GIVEN ENTRIES Block Start

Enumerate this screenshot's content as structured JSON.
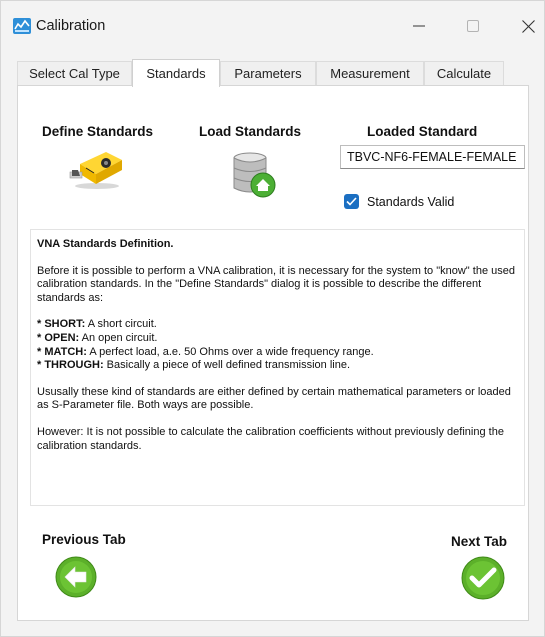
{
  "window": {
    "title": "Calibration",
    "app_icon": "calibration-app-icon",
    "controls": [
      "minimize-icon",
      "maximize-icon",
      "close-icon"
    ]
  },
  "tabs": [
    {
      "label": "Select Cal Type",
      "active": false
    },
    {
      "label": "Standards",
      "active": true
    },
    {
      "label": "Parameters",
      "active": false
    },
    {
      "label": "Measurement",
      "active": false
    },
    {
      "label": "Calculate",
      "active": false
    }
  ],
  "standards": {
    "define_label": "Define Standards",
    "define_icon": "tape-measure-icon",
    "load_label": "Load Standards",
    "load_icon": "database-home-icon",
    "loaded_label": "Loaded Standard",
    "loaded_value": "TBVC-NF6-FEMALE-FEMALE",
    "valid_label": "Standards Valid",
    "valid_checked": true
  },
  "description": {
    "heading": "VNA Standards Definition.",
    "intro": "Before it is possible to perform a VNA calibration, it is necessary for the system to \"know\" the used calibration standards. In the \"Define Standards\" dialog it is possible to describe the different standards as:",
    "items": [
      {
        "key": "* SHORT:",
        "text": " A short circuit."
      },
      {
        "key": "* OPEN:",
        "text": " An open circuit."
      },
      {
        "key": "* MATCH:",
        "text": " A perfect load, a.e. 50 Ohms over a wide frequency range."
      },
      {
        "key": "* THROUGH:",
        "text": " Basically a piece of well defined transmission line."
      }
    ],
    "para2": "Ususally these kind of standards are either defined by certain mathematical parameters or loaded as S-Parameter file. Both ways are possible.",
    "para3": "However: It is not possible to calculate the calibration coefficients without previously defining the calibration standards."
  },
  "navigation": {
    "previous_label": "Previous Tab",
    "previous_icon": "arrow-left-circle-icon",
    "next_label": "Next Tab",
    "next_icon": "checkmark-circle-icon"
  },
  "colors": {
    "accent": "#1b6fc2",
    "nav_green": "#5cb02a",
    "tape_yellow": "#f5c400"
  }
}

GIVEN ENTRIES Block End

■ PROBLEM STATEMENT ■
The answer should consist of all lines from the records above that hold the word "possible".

■ YOUR SOLUTION ■
    "intro": "Before it is possible to perform a VNA calibration, it is necessary for the system to \"know\" the used calibration standards. In the \"Define Standards\" dialog it is possible to describe the different standards as:",
    "para2": "Ususally these kind of standards are either defined by certain mathematical parameters or loaded as S-Parameter file. Both ways are possible.",
    "para3": "However: It is not possible to calculate the calibration coefficients without previously defining the calibration standards."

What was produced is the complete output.